Clinical study of the interactions between these compounds and how they act in unison to produce synergistic effects is also an important area of research, with potential for affecting many medical conditions.

Until recently, because prohibition, much of the evidence of the benefits of cannabinoids has been anecdotal. Carolina, who discovered her career interest in biochemistry as a teen, has spent much of her life studying cannabinoids and their effects.

“At the age of 16 in my chemistry class, I extracted terpenes such as limonene, and I was making essential oil from cinnamon sticks. I never thought I was going to apply that knowledge almost two decades later and in such an exciting field of science,” explains Carolina.
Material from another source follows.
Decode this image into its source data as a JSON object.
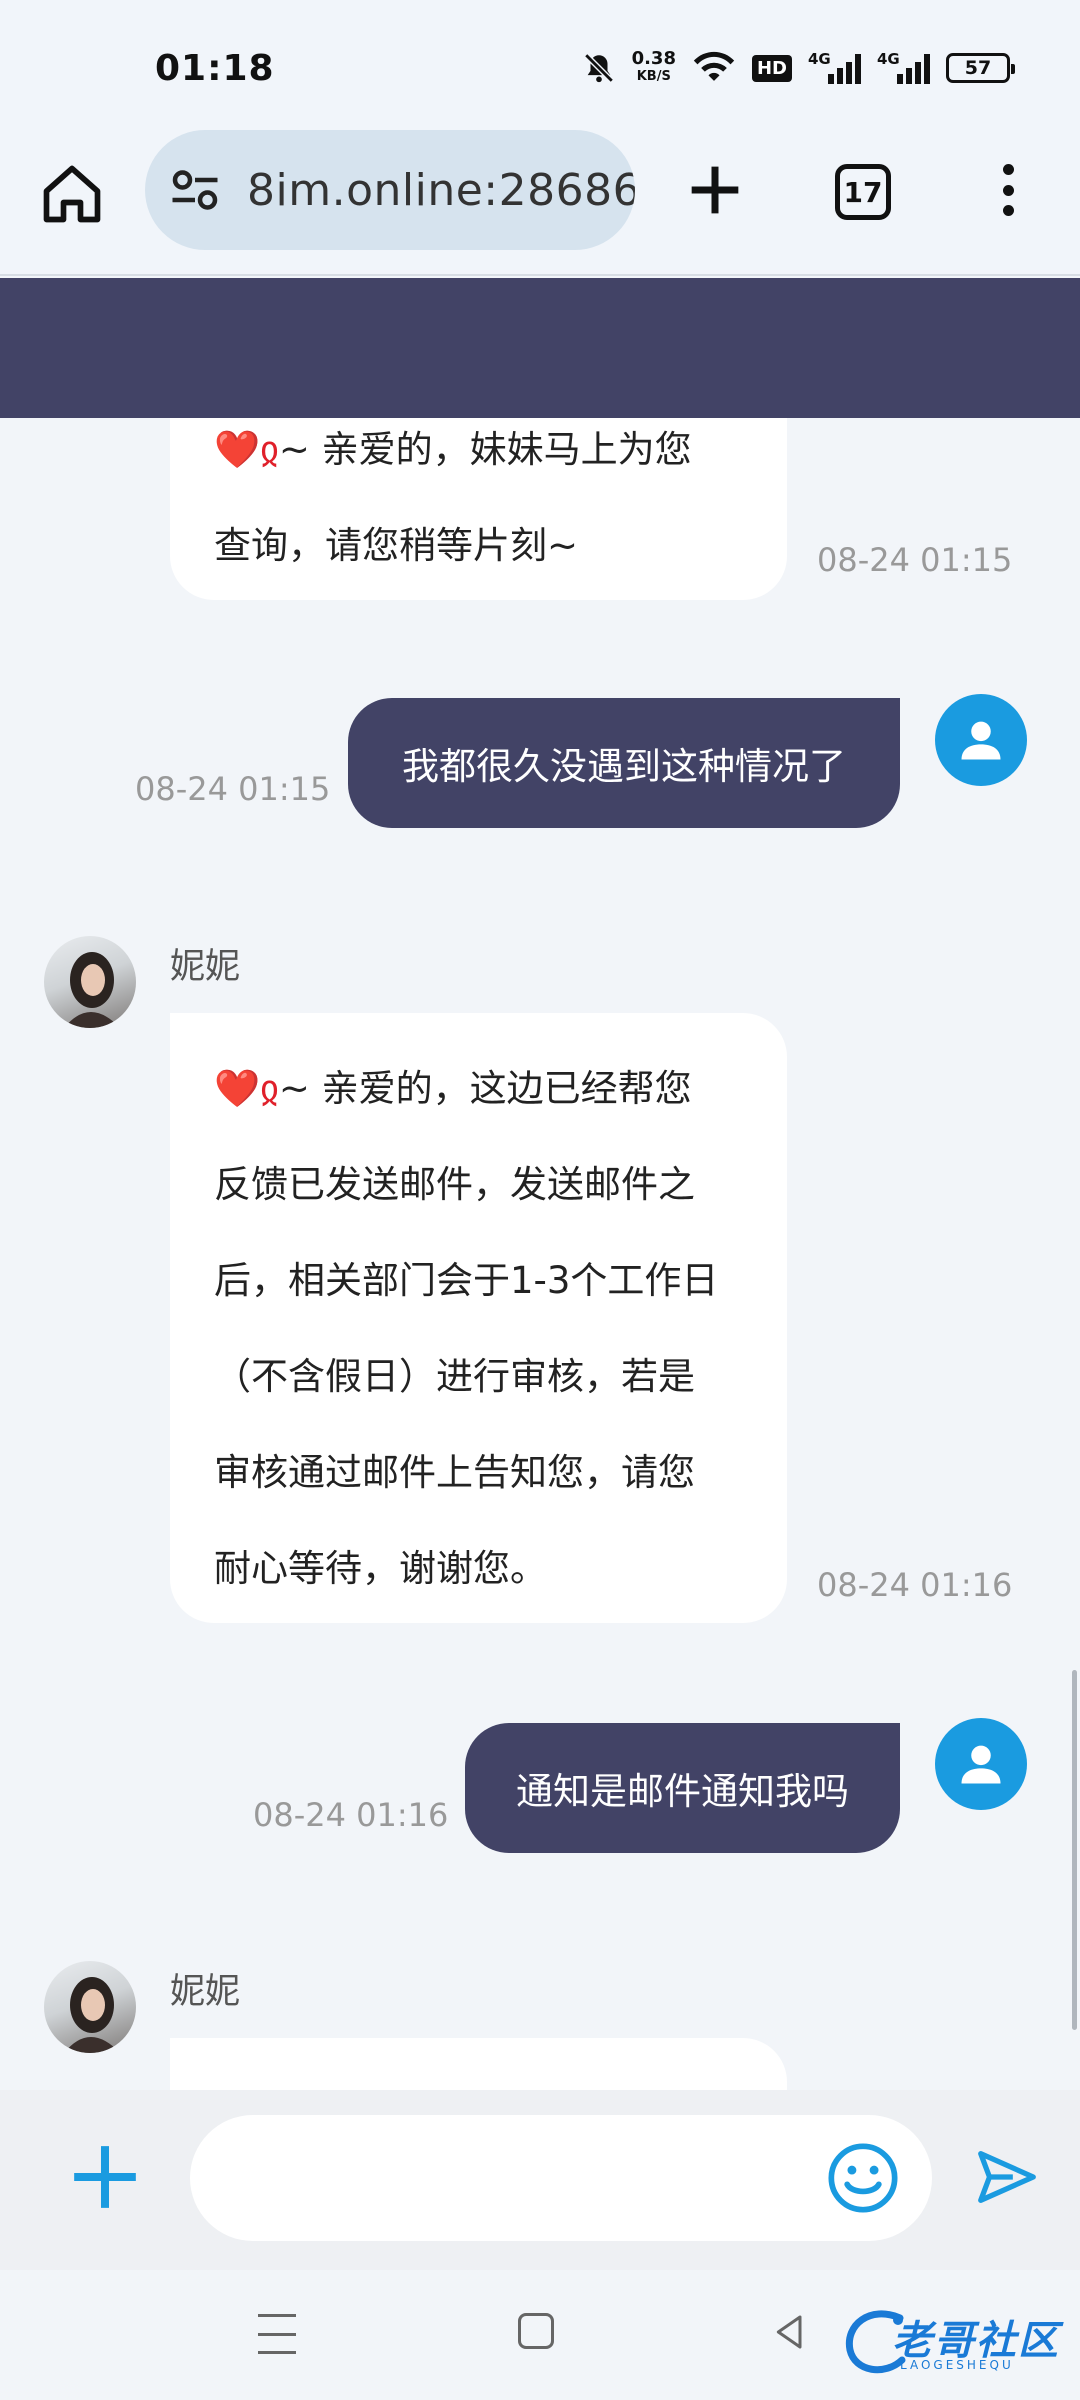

To read more about Carolina’s history extracting terpenes, read this feature fro

Researchers have found that the endocannabinoid system is integral to maintaining balance, or “homeostasis,” between all the systems of the body, which it does by regulating or modifying physiological processes in the body. This includes triggering processes like cell growth, regulation of hormone production, and autoimmune response, among others.

Supplementation of the endocannabinoid system with naturally occurring cannabinoids has groundbreaking potential to expand methods of treatment for many, as yet, hard-to-treat conditions.

Additional Reading About THC vs CBD

If you’d like to learn a little more about THC vs CBD, here are some additional articles.








Leave a Reply

Your email address will not be published. Required fields are marked *